to their values.
- Symbols like *PRINT-LEVEL*, etc. have pre-defined special meanings
and cannot be bound without knowing their conventions.
- Symbols like NIL and MOST-POSITIVE-FIXNUM have pre-defined values
and cannot be bound at all.
The thing which makes these changes palatable is that none of them is
based on the symbol's name. As such, anyone unhappy with this treatment
can simply make a new package that shadows the symbol and the symbol will
be treated normally if that is what is desired.
When translating Macsyma from Zetalisp to Common Lisp a few years ago,
the use of Maclisp/LispM-style IGNORE was so pervasive that Pitman
ultimately just did (PROCLAIM '(SPECIAL IGNORE)) to muffle all the
would-be warnings. Except for the situation of duplicate variable names,
this is a totally portable solution, but it is -not- efficient.
Some people have suggested that (PROCLAIM '(IGNORE IGNORE)) should
work, but others argue that PROCLAIM should not, in general, be assumed
to affect lexical references.
Moon and Pitman mildly support option SPECIAL-TREATMENT.
Symbolics Common Lisp users have often expressed a desire to see this
feature in portable Common Lisp.
Some Symbolics users have complained specifically about the
incompatibility between Symbolics Genera and Symbolics Cloe in their
treatment of the variable IGNORE. Although Cloe has CLtL to fall back
on for justification, Cloe is invariably seen as the "bad guy" in their
reports because it stubbornly keeps them from getting the functionality
they want on the basis of what to them seems an irrelevant religious
or philosophical concern.
Some people might want to see a symmetric treatment of an ignored
variable in SETQ and MULTIPLE-VALUE-SETQ.
Maclisp used to permit NIL to denote an ignored variable. In general
this worked out well. The disadvantages to using NIL over using
- The common kind of macroexpansion error where NIL is substituted
for a useful value is harder to detect.
- There would be a potential conflict between the any meaning for NIL
in its `proper role' at the end of a dotted list and any opposing
meaning that a destructuring operation (eg, DEFMACRO, LOOP,
DESTRUCTURING-BIND) might want to assign to a dotted variable in
Note well: Experience with Symbolics Genera shows that special case
treatment based only on the name -- or some substring thereof -- and
not also on the package is a bad idea because there is no way to get

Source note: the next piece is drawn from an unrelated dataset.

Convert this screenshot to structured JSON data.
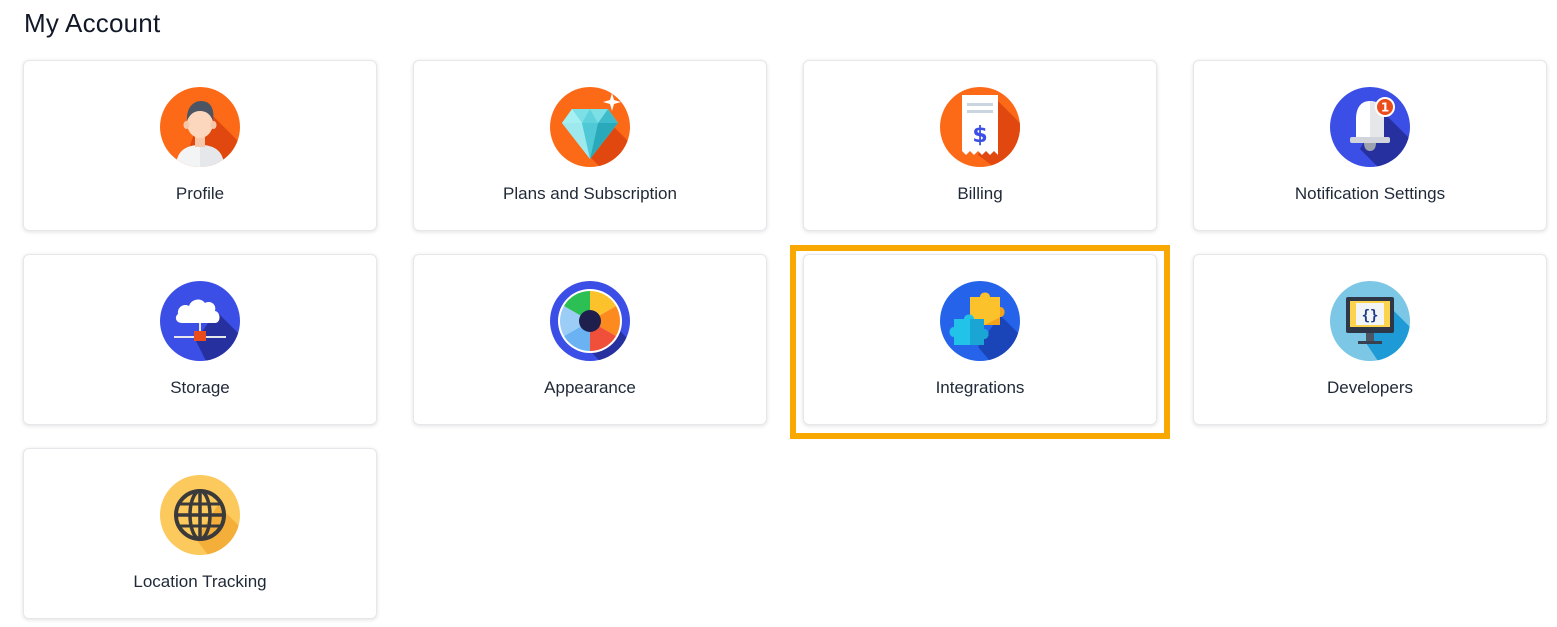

away from the feature if you don't like it. It is therefore an important
aspect of this proposal that only LISP:IGNORE is affected, and that an
EQ-test (and not a substring comparison) is the criterion for
identifying this magic variable.